Growing up as the daughter of a classics professor, I was dragged to quite a few museums over the course of my formative years. I didn’t always think it was fun then, but when I grew into an adult and it was time to make decisions regarding the course of my life (like choosing a college major), these trips with Dad proved to be highly influential.

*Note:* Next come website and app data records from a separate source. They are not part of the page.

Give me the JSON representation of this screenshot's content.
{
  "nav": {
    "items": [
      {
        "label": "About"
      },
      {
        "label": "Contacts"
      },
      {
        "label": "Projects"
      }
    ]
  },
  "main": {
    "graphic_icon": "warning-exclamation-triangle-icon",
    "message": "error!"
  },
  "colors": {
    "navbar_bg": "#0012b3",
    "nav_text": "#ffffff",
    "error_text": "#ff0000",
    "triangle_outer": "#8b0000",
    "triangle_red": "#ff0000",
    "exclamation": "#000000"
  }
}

The Phillips Collection was a special place to him. One of my earliest memories, perhaps I was 4 or 6 years old, was standing in front of the Thomas Eakins’s portrait of Miss Amelia Van Buren in one of the parlors in the house portion of the museum, and Dad excitedly telling me why this painting had his unwavering adoration. What was in Miss Amelia’s mind? Look at how vulnerable, bored, and isolated she appears. Notice the light, the chair, her hands. Why would Eakins choose to paint her this way? What does the composition tell us about the role of women at the time of its creation; what does it tell us about this woman? He was smitten.

Miss Amelia Van Buren was in fact quite an independent woman, a quality my father, years ago, perceived entirely through the representational queues of her portrait. From the size of the chair she sits in to the empty background and lack of defining objects, the strength of this woman resting here in her vulnerability and humanity captures our complete attention. Amelia Van Buren was a painter and photographer who studied under Eakins at the Pennsylvania Academy of Fine Arts; “by which art she hoped to support herself, her parents I believe being dead,” wrote Eakins. She never married but chose to live in partnership with a fellow female student of Eakins, allowing both women to live independently of financial support from a man. For a woman of her time, Van Buren’s lifestyle would have been considered unconventional. She and Eakins remained friends after his resignation from the academy and this portrait was a gift to her many years later. The painting was enthusiastically acquired by Duncan Phillips in 1927 directly from Miss Van Buren herself.

My dad recently visited the museum and much to his delight saw his “old girlfriend,” currently on display as part of the permanent collection and the Made in the USA exhibition opening March 1. He said “there she is! What do you imagine is going through her mind?”

Lydia O’Connor, Finance Assistant